- **RECORD EXCERPTS**

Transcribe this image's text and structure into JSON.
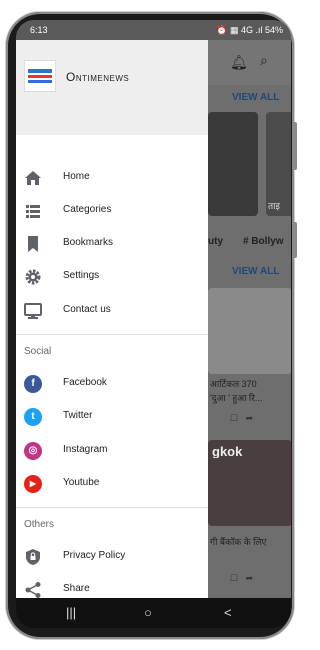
{
  "status_bar": {
    "time": "6:13",
    "icons_right": "⏰ ▦ 4G .ıl 54%"
  },
  "drawer": {
    "app_name": "Ontimenews",
    "logo_icon": "ontimenews-logo",
    "items": [
      {
        "label": "Home",
        "icon": "home-icon"
      },
      {
        "label": "Categories",
        "icon": "list-icon"
      },
      {
        "label": "Bookmarks",
        "icon": "bookmark-icon"
      },
      {
        "label": "Settings",
        "icon": "gear-icon"
      },
      {
        "label": "Contact us",
        "icon": "monitor-icon"
      }
    ],
    "social_header": "Social",
    "social": [
      {
        "label": "Facebook",
        "glyph": "f",
        "color": "#3b5998"
      },
      {
        "label": "Twitter",
        "glyph": "t",
        "color": "#1da1f2"
      },
      {
        "label": "Instagram",
        "glyph": "◎",
        "color": "#c13584"
      },
      {
        "label": "Youtube",
        "glyph": "▶",
        "color": "#e62117"
      }
    ],
    "others_header": "Others",
    "others": [
      {
        "label": "Privacy Policy",
        "icon": "shield-lock-icon"
      },
      {
        "label": "Share",
        "icon": "share-icon"
      }
    ]
  },
  "background": {
    "view_all_1": "VIEW ALL",
    "view_all_2": "VIEW ALL",
    "tags": [
      "uty",
      "# Bollyw"
    ],
    "thumb_text_1": "ताइ",
    "headline_1_line1": "आर्टिकल 370",
    "headline_1_line2": "'दुआ ' हुआ रि...",
    "image_text_2": "gkok",
    "headline_2": "गी बैंकॉक के लिए"
  },
  "nav": {
    "recents": "|||",
    "home": "○",
    "back": "<"
  },
  "colors": {
    "accent": "#20477a",
    "drawer_bg": "#ffffff",
    "header_bg": "#eeeeee"
  }
}
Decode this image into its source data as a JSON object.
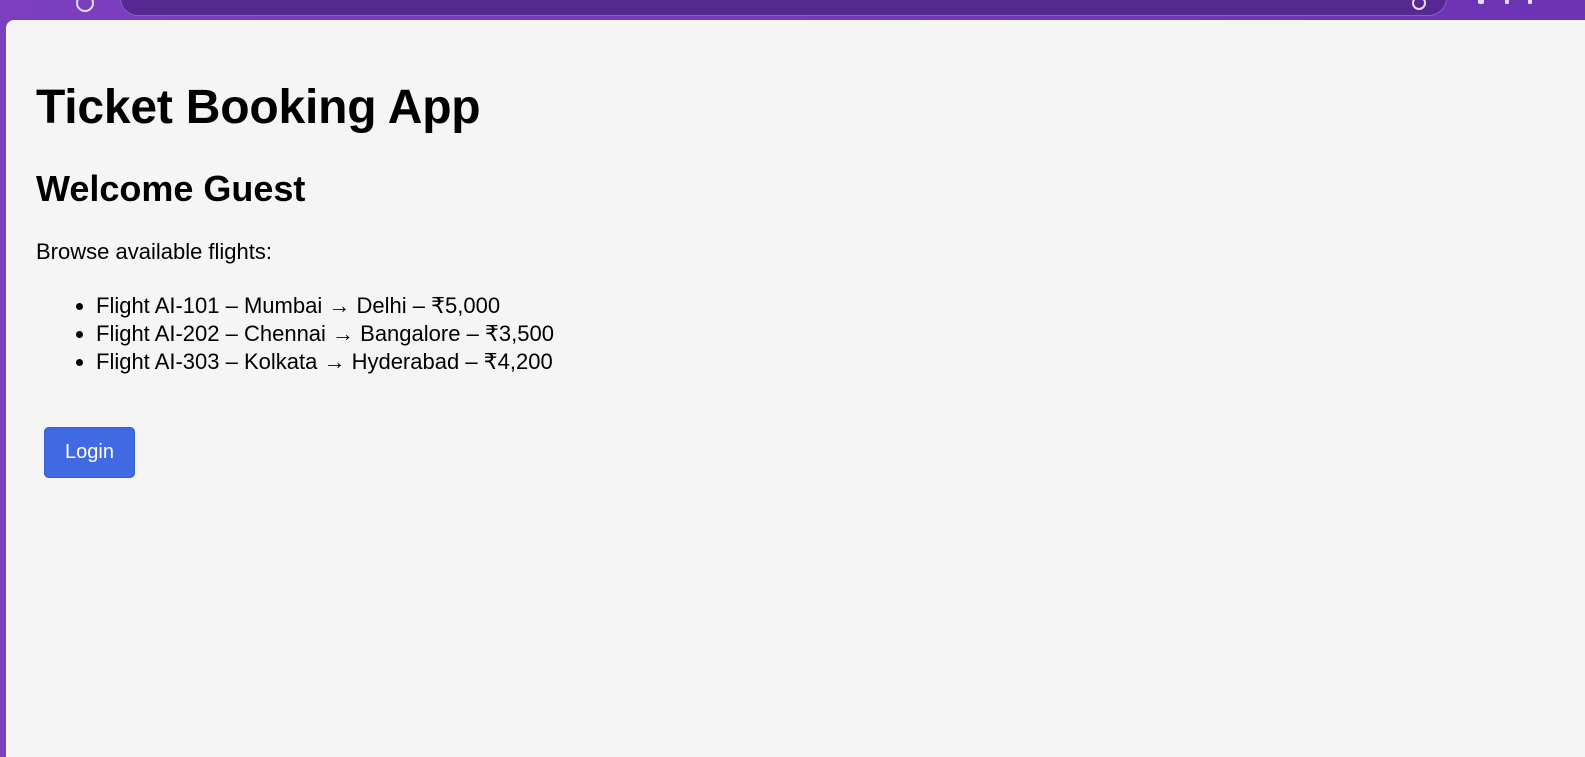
{
  "page": {
    "title": "Ticket Booking App",
    "welcome": "Welcome Guest",
    "intro": "Browse available flights:",
    "flights": [
      "Flight AI-101 – Mumbai → Delhi – ₹5,000",
      "Flight AI-202 – Chennai → Bangalore – ₹3,500",
      "Flight AI-303 – Kolkata → Hyderabad – ₹4,200"
    ],
    "login_label": "Login"
  },
  "colors": {
    "browser_frame": "#6c34b4",
    "page_background": "#f5f5f5",
    "login_button": "#4169e1"
  }
}
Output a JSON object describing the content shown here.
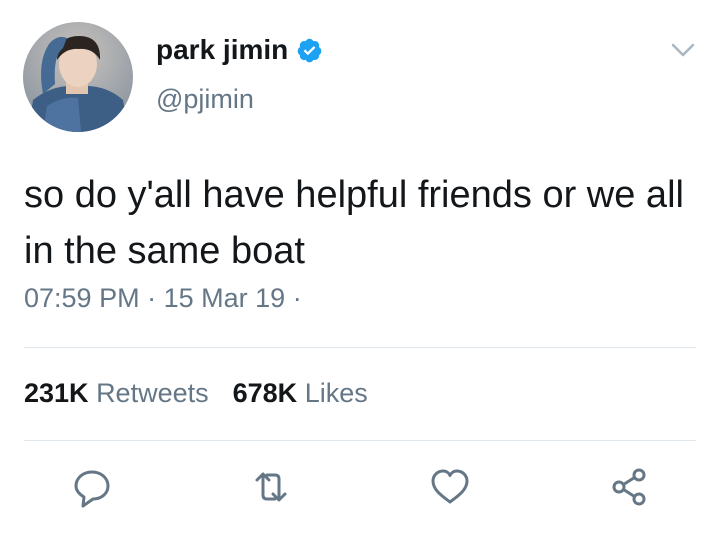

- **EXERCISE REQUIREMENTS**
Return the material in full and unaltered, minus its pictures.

- **REPLY TO THE TASK**
Transcribe this image's text and structure into JSON.
{
  "status_bar": {
    "time": "6:13",
    "icons_right": "⏰ ▦ 4G .ıl 54%"
  },
  "drawer": {
    "app_name": "Ontimenews",
    "logo_icon": "ontimenews-logo",
    "items": [
      {
        "label": "Home",
        "icon": "home-icon"
      },
      {
        "label": "Categories",
        "icon": "list-icon"
      },
      {
        "label": "Bookmarks",
        "icon": "bookmark-icon"
      },
      {
        "label": "Settings",
        "icon": "gear-icon"
      },
      {
        "label": "Contact us",
        "icon": "monitor-icon"
      }
    ],
    "social_header": "Social",
    "social": [
      {
        "label": "Facebook",
        "glyph": "f",
        "color": "#3b5998"
      },
      {
        "label": "Twitter",
        "glyph": "t",
        "color": "#1da1f2"
      },
      {
        "label": "Instagram",
        "glyph": "◎",
        "color": "#c13584"
      },
      {
        "label": "Youtube",
        "glyph": "▶",
        "color": "#e62117"
      }
    ],
    "others_header": "Others",
    "others": [
      {
        "label": "Privacy Policy",
        "icon": "shield-lock-icon"
      },
      {
        "label": "Share",
        "icon": "share-icon"
      }
    ]
  },
  "background": {
    "view_all_1": "VIEW ALL",
    "view_all_2": "VIEW ALL",
    "tags": [
      "uty",
      "# Bollyw"
    ],
    "thumb_text_1": "ताइ",
    "headline_1_line1": "आर्टिकल 370",
    "headline_1_line2": "'दुआ ' हुआ रि...",
    "image_text_2": "gkok",
    "headline_2": "गी बैंकॉक के लिए"
  },
  "nav": {
    "recents": "|||",
    "home": "○",
    "back": "<"
  },
  "colors": {
    "accent": "#20477a",
    "drawer_bg": "#ffffff",
    "header_bg": "#eeeeee"
  }
}
Decode this image into its source data as a JSON object.
{
  "page": {
    "title": "Ticket Booking App",
    "welcome": "Welcome Guest",
    "intro": "Browse available flights:",
    "flights": [
      "Flight AI-101 – Mumbai → Delhi – ₹5,000",
      "Flight AI-202 – Chennai → Bangalore – ₹3,500",
      "Flight AI-303 – Kolkata → Hyderabad – ₹4,200"
    ],
    "login_label": "Login"
  },
  "colors": {
    "browser_frame": "#6c34b4",
    "page_background": "#f5f5f5",
    "login_button": "#4169e1"
  }
}
Output a JSON object describing the content shown here.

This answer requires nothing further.